And there was me. With my weird self-destructive habits. An odd child. Generally well-behaved, I just would insist on hurting myself. It was a phase, I’d grow out of it, other than that everything was normal.
I was still doing it when I was in my teens. All the other girls at my school were, of course, perfectly normal (except me, by then I knew I was a freak).
Well, there was the girl who got thinner, and thinner, and thinner. And the other girl who had sudden radical mood changes, who sometimes disappeared from school for days. A few things like that. Quite a few of us who were, one way and another, a bit weird, unsettling, gossip-worthy. Everyone else was normal.
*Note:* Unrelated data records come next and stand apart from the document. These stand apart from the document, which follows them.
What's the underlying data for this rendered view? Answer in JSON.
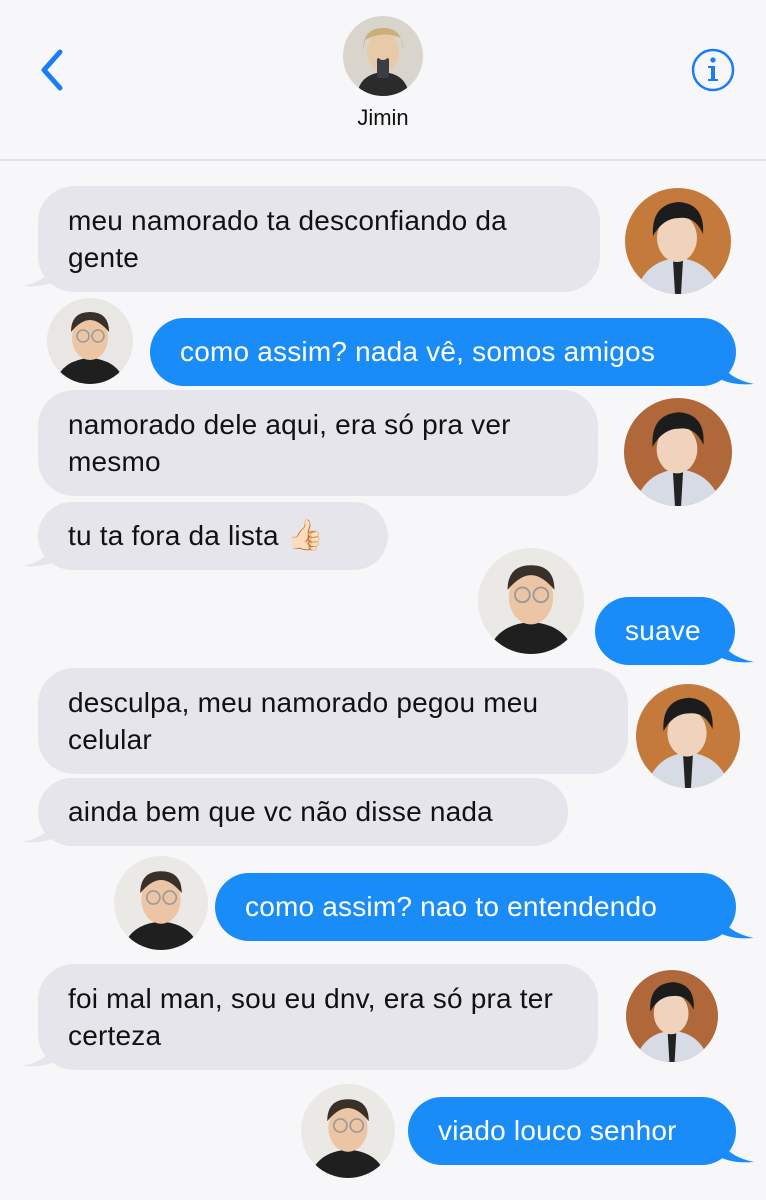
{
  "header": {
    "contact_name": "Jimin"
  },
  "icons": {
    "back": "chevron-left-icon",
    "info": "info-circle-icon"
  },
  "colors": {
    "incoming_bubble": "#e6e5eb",
    "outgoing_bubble": "#1a8cf7",
    "accent": "#1a7df3",
    "background": "#f7f7f9"
  },
  "messages": [
    {
      "direction": "incoming",
      "text": "meu namorado ta desconfiando da gente"
    },
    {
      "direction": "outgoing",
      "text": "como assim? nada vê, somos amigos"
    },
    {
      "direction": "incoming",
      "text": "namorado dele aqui, era só pra ver mesmo"
    },
    {
      "direction": "incoming",
      "text": "tu ta fora da lista",
      "emoji": "👍🏻"
    },
    {
      "direction": "outgoing",
      "text": "suave"
    },
    {
      "direction": "incoming",
      "text": "desculpa, meu namorado pegou meu celular"
    },
    {
      "direction": "incoming",
      "text": "ainda bem que vc não disse nada"
    },
    {
      "direction": "outgoing",
      "text": "como assim? nao to entendendo"
    },
    {
      "direction": "incoming",
      "text": "foi mal man, sou eu dnv, era só pra ter certeza"
    },
    {
      "direction": "outgoing",
      "text": "viado louco senhor"
    }
  ]
}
In college, everyone was normal too. Louder and drunker than I was used to, perhaps. Well, there was the student who attempted suicide. I mean, that was…perhaps, not quite normal, but…it wasn’t like I knew them, or anything. And the guy who went on these weird crying jags, which I didn’t know how to handle, and the woman who dropped out partway through her second year, she’d been having some kind of problems, apparently, and…well, most of us were away from home for the first time, all those academic pressures, some people just aren’t cut out for it. Quite normal, really.
And me. Most of the time I passed for normal. But now and then I stopped being able to cope with life. Or people. Or anything. Stayed in my room for days, missing lectures, missing everything, creeping out to get food only when no-one was around. Yeah, I was a freak.
But I was fairly good at acting normal.
Eventually, I had a job and a partner and was generally, to the casual eye, a functioning adult. But there were still some things, like sobbing on the kitchen floor for hours, and self-harm, that weren’t really enhancing my life, and maybe admitting that and getting some counselling might actually help.
It did. It was partially group therapy, and, amazingly, there were really quite a lot of other people there. Teachers and parents and till-workers. Surprisingly normal people.
Of course, there was the employer who I had to ask for time off for these sessions, who warned me against telling people I was in counselling when I applied for my next job. Because it might look, you know, as if I had problems. As if maybe I wasn’t, well, normal.
But over the years, as I met more people and made more friends and read more books, as people started talking about these things in something other than horrified whispers, I realised, actually, I was normal. Mental health problems happen all the time. Some are long term, some are temporary. Some are comparatively minor. Some are life-devastating. Somewhere around all of us every day, someone is dealing with this stuff, in one or more of its various manifestations.
I don’t feel quite so much like a freak these days. It’s not that I don’t have some issues, some anxiety, some irrational fears and unhelpful reactions. It’s just that I’ve realised having these sort of problems is part of life. If everyone who has ever suffered any kind of mental health issue is a freak…well, us freaks, we’re the majority.
Which makes us normal.
And we always were.